**PROVIDED DATA**

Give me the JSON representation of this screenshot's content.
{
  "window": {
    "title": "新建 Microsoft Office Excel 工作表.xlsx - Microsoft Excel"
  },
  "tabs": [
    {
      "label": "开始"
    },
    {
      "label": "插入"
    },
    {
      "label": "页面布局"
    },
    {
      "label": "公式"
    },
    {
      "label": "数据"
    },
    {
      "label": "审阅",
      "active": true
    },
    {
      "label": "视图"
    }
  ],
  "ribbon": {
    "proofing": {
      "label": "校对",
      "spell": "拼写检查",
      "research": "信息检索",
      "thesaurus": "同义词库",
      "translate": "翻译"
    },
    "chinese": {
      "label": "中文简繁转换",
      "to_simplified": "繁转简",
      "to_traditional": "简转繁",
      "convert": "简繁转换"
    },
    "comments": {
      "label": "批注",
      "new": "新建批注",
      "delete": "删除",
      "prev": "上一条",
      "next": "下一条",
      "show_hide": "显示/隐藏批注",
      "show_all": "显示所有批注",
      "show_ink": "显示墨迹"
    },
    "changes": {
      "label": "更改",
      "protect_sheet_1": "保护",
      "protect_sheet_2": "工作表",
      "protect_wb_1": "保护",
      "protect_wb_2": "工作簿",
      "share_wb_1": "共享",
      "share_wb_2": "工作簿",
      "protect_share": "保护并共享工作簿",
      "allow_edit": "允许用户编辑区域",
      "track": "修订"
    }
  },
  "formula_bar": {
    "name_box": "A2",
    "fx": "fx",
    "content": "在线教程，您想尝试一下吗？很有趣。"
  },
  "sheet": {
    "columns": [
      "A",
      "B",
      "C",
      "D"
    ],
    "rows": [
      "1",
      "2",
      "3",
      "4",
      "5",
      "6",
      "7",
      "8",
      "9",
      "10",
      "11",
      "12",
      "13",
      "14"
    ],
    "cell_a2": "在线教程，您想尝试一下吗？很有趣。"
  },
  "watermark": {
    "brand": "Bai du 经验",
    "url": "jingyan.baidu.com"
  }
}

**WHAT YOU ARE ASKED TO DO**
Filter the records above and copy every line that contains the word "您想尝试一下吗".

**RESPONSE**
    "content": "在线教程，您想尝试一下吗？很有趣。"
    "cell_a2": "在线教程，您想尝试一下吗？很有趣。"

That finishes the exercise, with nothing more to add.